═════ SUPPLIED MATERIAL ═════

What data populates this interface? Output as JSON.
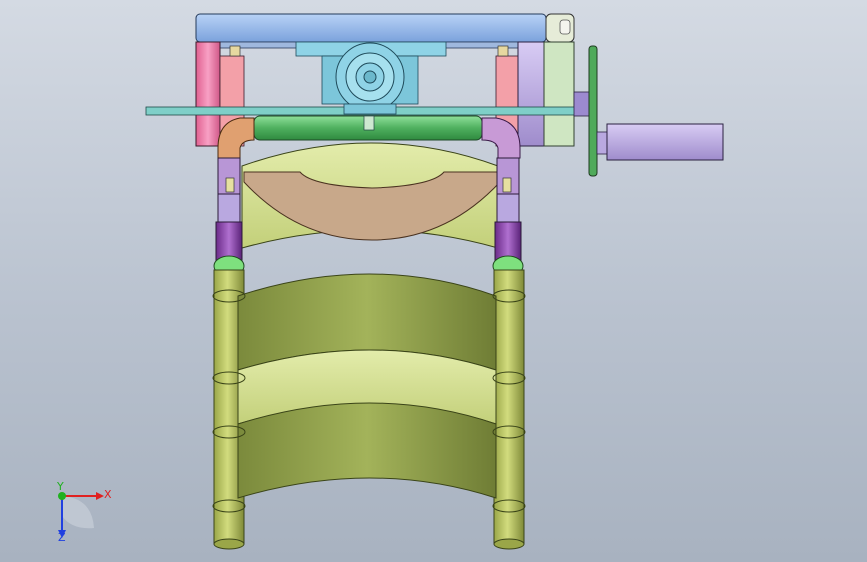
{
  "triad": {
    "x_label": "X",
    "y_label": "Y",
    "z_label": "Z",
    "x_color": "#e02020",
    "y_color": "#20b020",
    "z_color": "#2040e0"
  },
  "colors": {
    "frame_blue": "#8fb5e8",
    "motor_cyan": "#8fd3e6",
    "bracket_pink": "#f07aa8",
    "tube_green": "#5fbf6f",
    "elbow_orange": "#e0a070",
    "clamp_purple": "#8a3fa8",
    "pad_tan": "#c8a88a",
    "shell_olive": "#8a9a4a",
    "shell_inner": "#d6e29a",
    "actuator_lavender": "#b9a8e0",
    "flange_green": "#4faa5a"
  },
  "icons": {
    "coordinate_triad": "axis-triad-icon"
  }
}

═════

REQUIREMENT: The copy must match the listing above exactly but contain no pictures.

EXERCISE ANSWER:
What data populates this interface? Output as JSON.
{
  "triad": {
    "x_label": "X",
    "y_label": "Y",
    "z_label": "Z",
    "x_color": "#e02020",
    "y_color": "#20b020",
    "z_color": "#2040e0"
  },
  "colors": {
    "frame_blue": "#8fb5e8",
    "motor_cyan": "#8fd3e6",
    "bracket_pink": "#f07aa8",
    "tube_green": "#5fbf6f",
    "elbow_orange": "#e0a070",
    "clamp_purple": "#8a3fa8",
    "pad_tan": "#c8a88a",
    "shell_olive": "#8a9a4a",
    "shell_inner": "#d6e29a",
    "actuator_lavender": "#b9a8e0",
    "flange_green": "#4faa5a"
  },
  "icons": {
    "coordinate_triad": "axis-triad-icon"
  }
}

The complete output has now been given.